The rage room is the latest trendy stress-relief activity and I think it’s about time. Toronto has its very own, and I think Vancouver should venture into that market as well. Basically, the rage room is a confined space where you, the paid participant, can release your anger on inanimate objects. The same way dogs love to chew and cats love to scratch, humans have an innate desire to see things break and go boom.
Why not go to yoga, relax in a hot tub, or get a nice massage? If you like trendy, why not go lie down in a float spa? Why not go exercise for an hour or two to get the sweat out? While those activities will relieve stress, it offers a solution from one side of the spectrum. Relaxation has a certain flavour and destruction has a different one. It’s like wanting a White Castle burger and settling for a hotdog from Hot Dog Heaven.

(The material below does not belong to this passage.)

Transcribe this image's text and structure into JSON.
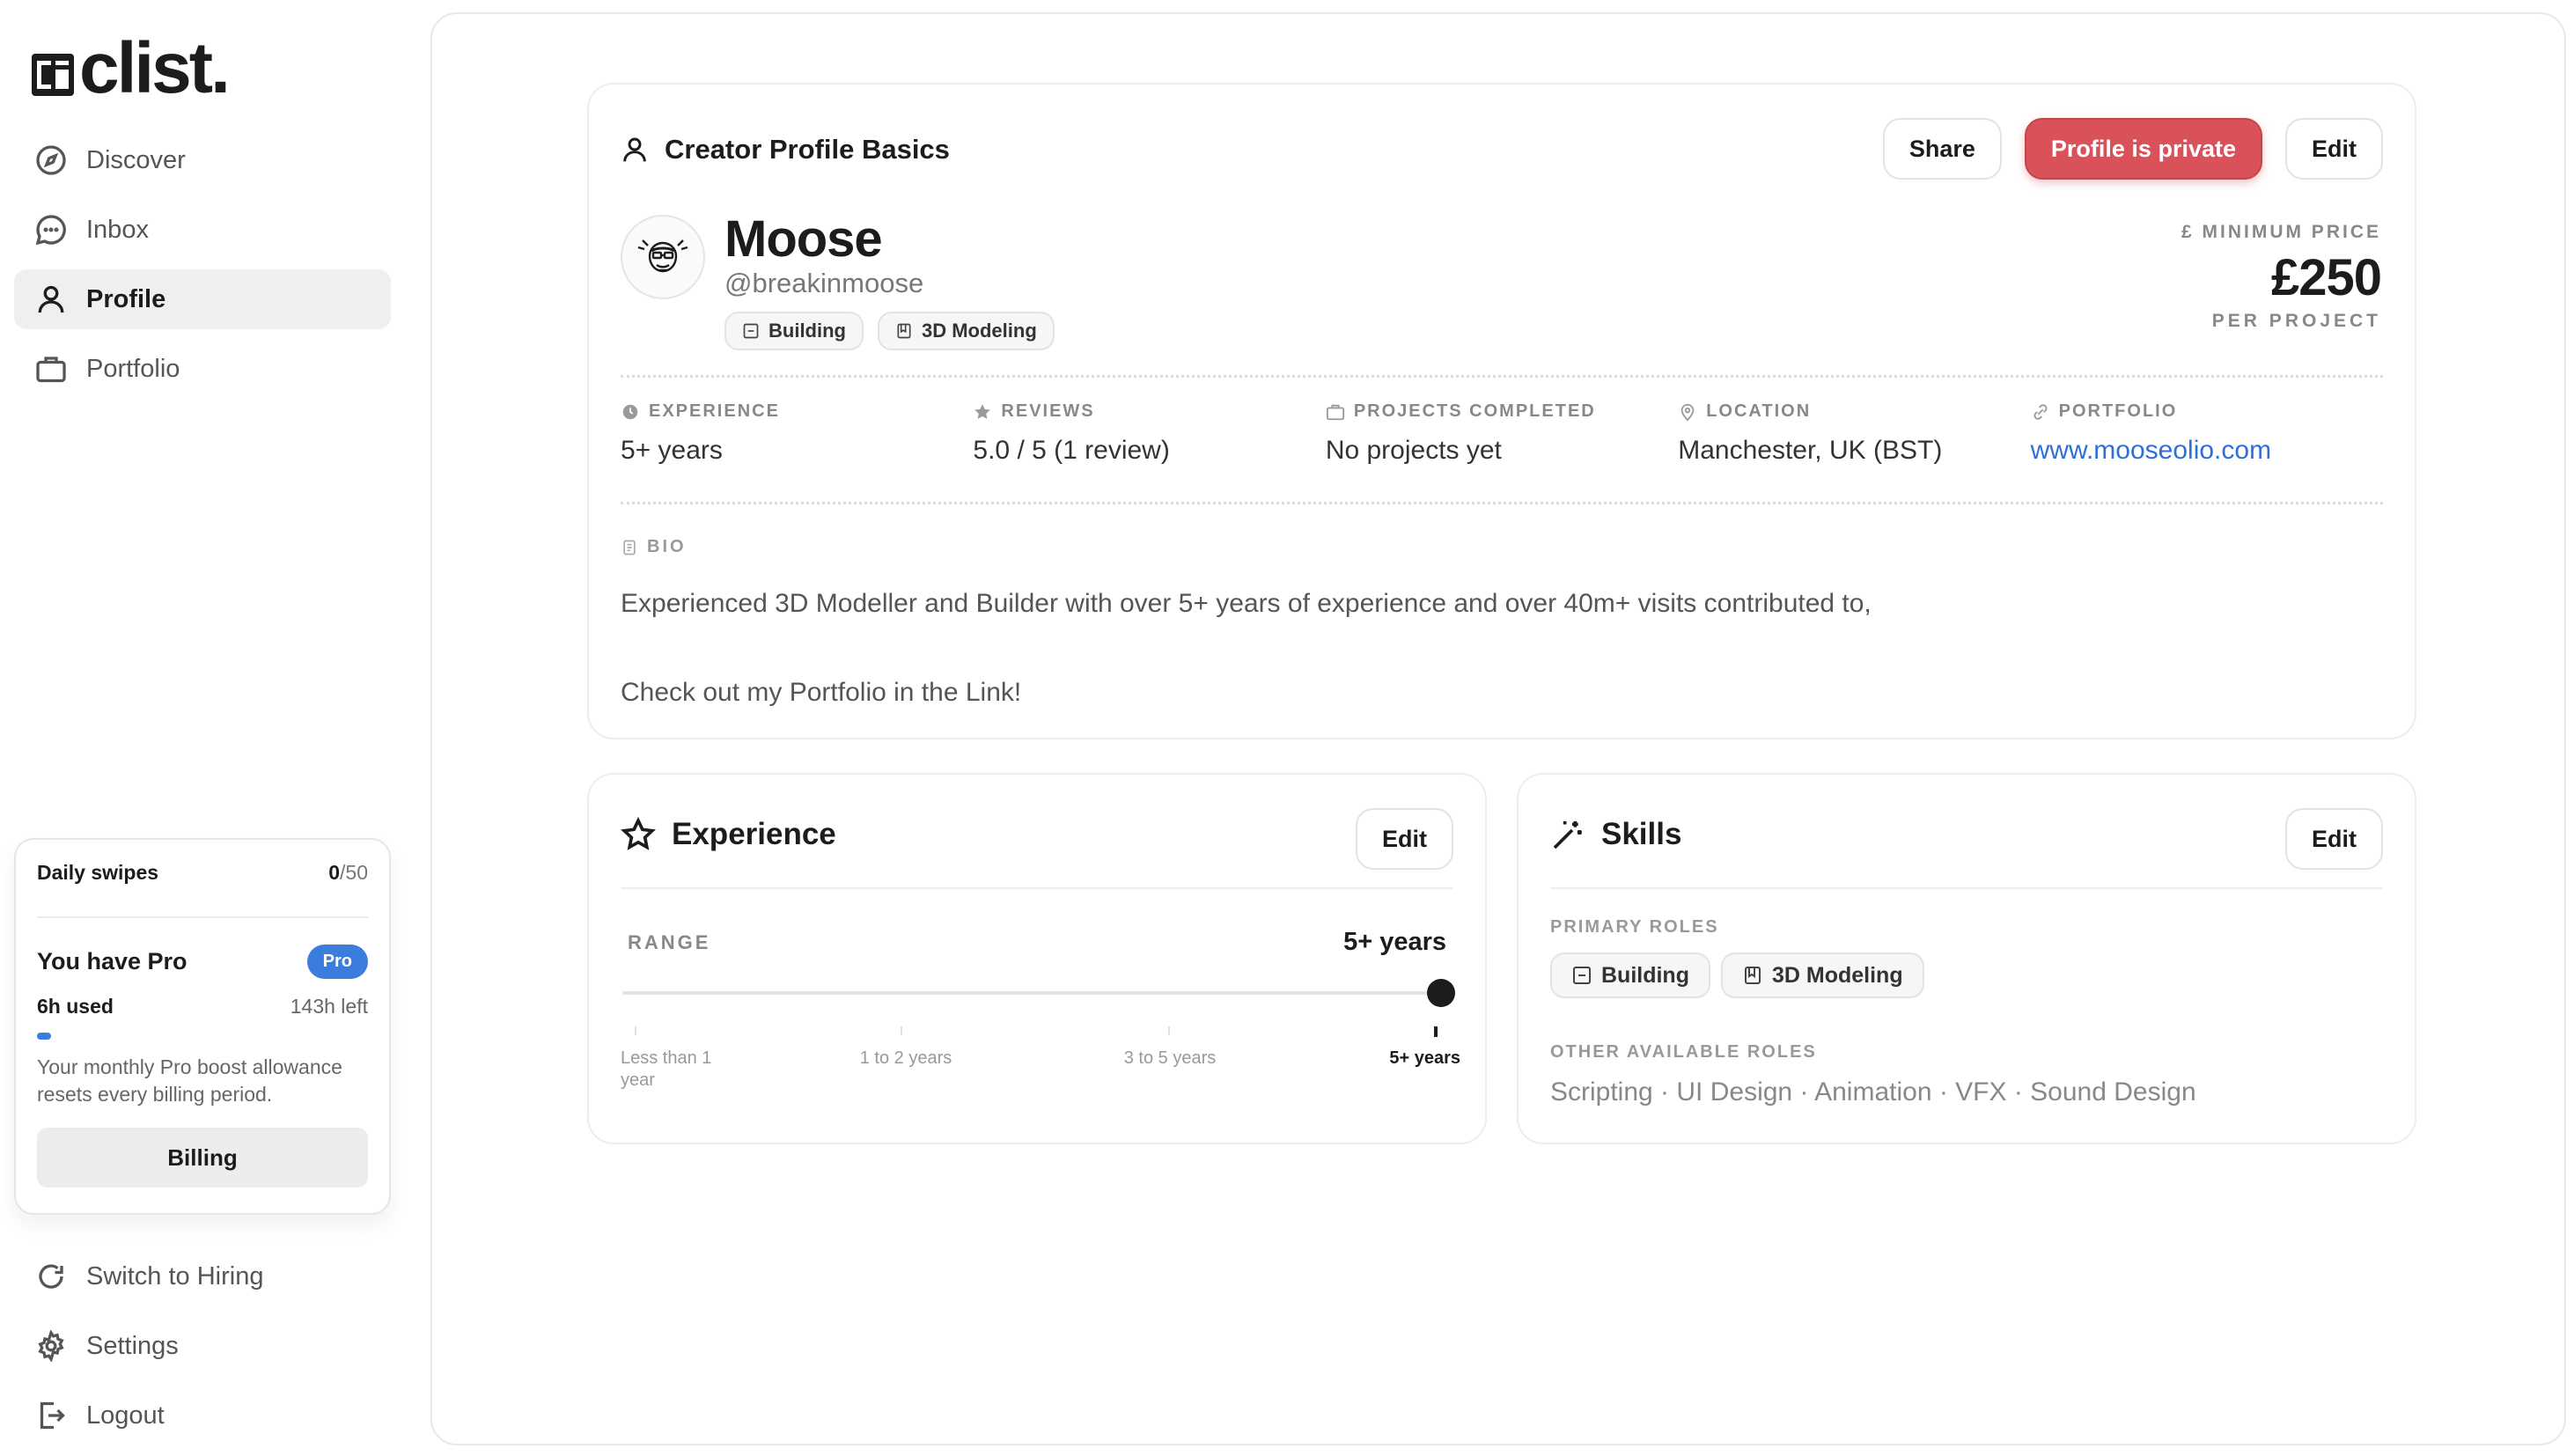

Let’s say your favourite hockey team lost and you feel pissed. You don’t want to go do yoga. You want to smash this lamp here. Let’s say you found out that your ex-girlfriend is dating a richer, nicer, better-looking guy, you don’t want to read a nice book in the bathtub, you want to smash this lamp here. Of course we—controlled, well-mannered humans—never actually follow through with our destructive thoughts, but the fact that many of us have them makes me believe that we need a place to release it.
While a rage room is a fairly new concept, and may only be advertised as a fun thing to do on a Tuesday afternoon, I believe that there should be a rage space for every coffee shop. Just a place where we can walk into, bring something we want to destroy, and leave with the satisfaction that we can still make an impact in this world. We can still alter the outcome of a physical entity, without hurting another human being, of course.
Not everything in life will go your way. Sometimes the Canucks will lose. Sometimes your boss will not acknowledge your efforts. Sometimes your partner will belittle you at a party. Sometimes your life will seem like it’s spinning out of your control. That’s because we are forced to place meaningless objects on pedestals. We worship objects. We shouldn’t. Smash it. Smash it before you find yourself downtown smashing the window of The Bay or flipping over a cop car.